> SUPPLIED RECORDS:

----

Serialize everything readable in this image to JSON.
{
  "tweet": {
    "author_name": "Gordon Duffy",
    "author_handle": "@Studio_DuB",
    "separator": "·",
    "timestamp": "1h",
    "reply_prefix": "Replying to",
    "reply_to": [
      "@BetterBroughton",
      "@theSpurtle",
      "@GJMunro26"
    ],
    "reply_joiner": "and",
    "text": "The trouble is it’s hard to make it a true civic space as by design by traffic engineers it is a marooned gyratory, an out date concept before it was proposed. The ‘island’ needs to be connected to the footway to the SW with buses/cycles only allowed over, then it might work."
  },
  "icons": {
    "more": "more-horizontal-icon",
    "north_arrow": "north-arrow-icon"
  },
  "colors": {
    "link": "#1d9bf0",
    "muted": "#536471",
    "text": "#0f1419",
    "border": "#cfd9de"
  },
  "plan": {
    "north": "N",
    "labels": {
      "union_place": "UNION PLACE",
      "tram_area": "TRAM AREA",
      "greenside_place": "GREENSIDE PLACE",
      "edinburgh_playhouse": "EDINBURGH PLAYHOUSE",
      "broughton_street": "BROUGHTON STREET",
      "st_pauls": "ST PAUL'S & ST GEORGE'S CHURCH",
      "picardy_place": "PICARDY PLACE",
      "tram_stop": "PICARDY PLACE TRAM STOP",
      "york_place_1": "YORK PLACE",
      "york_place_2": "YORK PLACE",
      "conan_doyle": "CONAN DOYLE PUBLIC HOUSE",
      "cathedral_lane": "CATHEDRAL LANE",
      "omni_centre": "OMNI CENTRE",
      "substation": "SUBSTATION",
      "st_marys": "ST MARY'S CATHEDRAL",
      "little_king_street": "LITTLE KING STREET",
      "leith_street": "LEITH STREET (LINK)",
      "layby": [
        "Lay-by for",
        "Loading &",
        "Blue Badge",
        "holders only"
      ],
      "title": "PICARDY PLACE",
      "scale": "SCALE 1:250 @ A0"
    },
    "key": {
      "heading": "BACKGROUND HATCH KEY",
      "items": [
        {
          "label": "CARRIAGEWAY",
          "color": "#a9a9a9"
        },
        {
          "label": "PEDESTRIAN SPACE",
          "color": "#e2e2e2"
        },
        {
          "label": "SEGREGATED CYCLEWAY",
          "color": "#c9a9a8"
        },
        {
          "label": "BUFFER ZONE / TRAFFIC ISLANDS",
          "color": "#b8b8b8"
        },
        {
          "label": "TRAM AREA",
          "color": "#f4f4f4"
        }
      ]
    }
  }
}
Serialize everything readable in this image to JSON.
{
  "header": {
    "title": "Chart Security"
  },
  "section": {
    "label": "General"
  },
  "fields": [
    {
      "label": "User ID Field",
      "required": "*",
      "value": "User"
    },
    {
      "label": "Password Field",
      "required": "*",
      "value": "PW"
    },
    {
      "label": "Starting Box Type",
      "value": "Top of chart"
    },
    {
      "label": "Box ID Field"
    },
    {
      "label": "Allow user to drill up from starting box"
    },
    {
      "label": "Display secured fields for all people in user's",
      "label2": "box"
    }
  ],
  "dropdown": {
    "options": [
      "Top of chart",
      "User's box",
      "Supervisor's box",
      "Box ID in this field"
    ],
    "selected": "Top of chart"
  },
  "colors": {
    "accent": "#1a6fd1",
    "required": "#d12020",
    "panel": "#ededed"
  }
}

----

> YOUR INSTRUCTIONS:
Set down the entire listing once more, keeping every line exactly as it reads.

> EXERCISE RESPONSE:
Serialize everything readable in this image to JSON.
{
  "tweet": {
    "author_name": "Gordon Duffy",
    "author_handle": "@Studio_DuB",
    "separator": "·",
    "timestamp": "1h",
    "reply_prefix": "Replying to",
    "reply_to": [
      "@BetterBroughton",
      "@theSpurtle",
      "@GJMunro26"
    ],
    "reply_joiner": "and",
    "text": "The trouble is it’s hard to make it a true civic space as by design by traffic engineers it is a marooned gyratory, an out date concept before it was proposed. The ‘island’ needs to be connected to the footway to the SW with buses/cycles only allowed over, then it might work."
  },
  "icons": {
    "more": "more-horizontal-icon",
    "north_arrow": "north-arrow-icon"
  },
  "colors": {
    "link": "#1d9bf0",
    "muted": "#536471",
    "text": "#0f1419",
    "border": "#cfd9de"
  },
  "plan": {
    "north": "N",
    "labels": {
      "union_place": "UNION PLACE",
      "tram_area": "TRAM AREA",
      "greenside_place": "GREENSIDE PLACE",
      "edinburgh_playhouse": "EDINBURGH PLAYHOUSE",
      "broughton_street": "BROUGHTON STREET",
      "st_pauls": "ST PAUL'S & ST GEORGE'S CHURCH",
      "picardy_place": "PICARDY PLACE",
      "tram_stop": "PICARDY PLACE TRAM STOP",
      "york_place_1": "YORK PLACE",
      "york_place_2": "YORK PLACE",
      "conan_doyle": "CONAN DOYLE PUBLIC HOUSE",
      "cathedral_lane": "CATHEDRAL LANE",
      "omni_centre": "OMNI CENTRE",
      "substation": "SUBSTATION",
      "st_marys": "ST MARY'S CATHEDRAL",
      "little_king_street": "LITTLE KING STREET",
      "leith_street": "LEITH STREET (LINK)",
      "layby": [
        "Lay-by for",
        "Loading &",
        "Blue Badge",
        "holders only"
      ],
      "title": "PICARDY PLACE",
      "scale": "SCALE 1:250 @ A0"
    },
    "key": {
      "heading": "BACKGROUND HATCH KEY",
      "items": [
        {
          "label": "CARRIAGEWAY",
          "color": "#a9a9a9"
        },
        {
          "label": "PEDESTRIAN SPACE",
          "color": "#e2e2e2"
        },
        {
          "label": "SEGREGATED CYCLEWAY",
          "color": "#c9a9a8"
        },
        {
          "label": "BUFFER ZONE / TRAFFIC ISLANDS",
          "color": "#b8b8b8"
        },
        {
          "label": "TRAM AREA",
          "color": "#f4f4f4"
        }
      ]
    }
  }
}
Serialize everything readable in this image to JSON.
{
  "header": {
    "title": "Chart Security"
  },
  "section": {
    "label": "General"
  },
  "fields": [
    {
      "label": "User ID Field",
      "required": "*",
      "value": "User"
    },
    {
      "label": "Password Field",
      "required": "*",
      "value": "PW"
    },
    {
      "label": "Starting Box Type",
      "value": "Top of chart"
    },
    {
      "label": "Box ID Field"
    },
    {
      "label": "Allow user to drill up from starting box"
    },
    {
      "label": "Display secured fields for all people in user's",
      "label2": "box"
    }
  ],
  "dropdown": {
    "options": [
      "Top of chart",
      "User's box",
      "Supervisor's box",
      "Box ID in this field"
    ],
    "selected": "Top of chart"
  },
  "colors": {
    "accent": "#1a6fd1",
    "required": "#d12020",
    "panel": "#ededed"
  }
}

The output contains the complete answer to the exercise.